> _Exercise objective_
Show each line of the data below that has the string "label" in it.

> _Data for review_
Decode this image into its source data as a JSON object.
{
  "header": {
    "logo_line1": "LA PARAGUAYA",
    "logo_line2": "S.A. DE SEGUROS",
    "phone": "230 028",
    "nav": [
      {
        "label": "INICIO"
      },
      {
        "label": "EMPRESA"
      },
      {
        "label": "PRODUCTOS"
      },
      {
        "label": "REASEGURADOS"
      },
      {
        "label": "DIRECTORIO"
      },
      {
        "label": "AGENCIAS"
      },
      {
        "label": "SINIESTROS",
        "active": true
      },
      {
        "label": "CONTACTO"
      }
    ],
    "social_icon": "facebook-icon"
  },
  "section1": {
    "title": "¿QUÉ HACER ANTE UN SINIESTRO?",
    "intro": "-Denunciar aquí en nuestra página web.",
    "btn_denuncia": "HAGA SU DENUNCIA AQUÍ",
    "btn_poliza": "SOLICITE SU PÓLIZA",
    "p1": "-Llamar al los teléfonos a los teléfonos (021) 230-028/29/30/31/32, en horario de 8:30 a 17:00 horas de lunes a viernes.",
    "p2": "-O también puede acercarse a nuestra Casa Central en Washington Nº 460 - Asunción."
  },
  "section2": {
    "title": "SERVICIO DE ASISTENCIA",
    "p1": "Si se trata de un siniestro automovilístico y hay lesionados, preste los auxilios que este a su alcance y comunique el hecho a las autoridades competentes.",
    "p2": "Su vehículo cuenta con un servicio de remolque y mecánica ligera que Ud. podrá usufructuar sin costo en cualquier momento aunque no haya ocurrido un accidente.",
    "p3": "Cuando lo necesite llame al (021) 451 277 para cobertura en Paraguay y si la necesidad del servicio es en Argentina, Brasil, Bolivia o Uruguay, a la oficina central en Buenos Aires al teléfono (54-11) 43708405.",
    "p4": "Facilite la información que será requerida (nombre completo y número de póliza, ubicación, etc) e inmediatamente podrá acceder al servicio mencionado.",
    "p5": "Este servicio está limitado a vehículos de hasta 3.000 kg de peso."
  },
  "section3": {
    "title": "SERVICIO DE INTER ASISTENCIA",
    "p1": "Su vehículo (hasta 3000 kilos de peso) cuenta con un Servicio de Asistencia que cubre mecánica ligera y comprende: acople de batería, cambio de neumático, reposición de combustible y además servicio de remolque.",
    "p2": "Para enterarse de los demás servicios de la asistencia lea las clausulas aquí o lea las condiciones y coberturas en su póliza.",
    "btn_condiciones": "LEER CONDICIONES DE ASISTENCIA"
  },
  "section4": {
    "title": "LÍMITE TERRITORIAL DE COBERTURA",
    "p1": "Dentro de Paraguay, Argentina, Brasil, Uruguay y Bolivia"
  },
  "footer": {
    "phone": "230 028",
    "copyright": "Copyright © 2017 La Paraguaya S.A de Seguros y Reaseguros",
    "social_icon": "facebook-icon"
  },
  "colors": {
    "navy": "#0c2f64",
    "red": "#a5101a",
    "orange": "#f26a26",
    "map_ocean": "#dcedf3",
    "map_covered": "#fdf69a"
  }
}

> _Answer space_
        "label": "INICIO"
        "label": "EMPRESA"
        "label": "PRODUCTOS"
        "label": "REASEGURADOS"
        "label": "DIRECTORIO"
        "label": "AGENCIAS"
        "label": "SINIESTROS",
        "label": "CONTACTO"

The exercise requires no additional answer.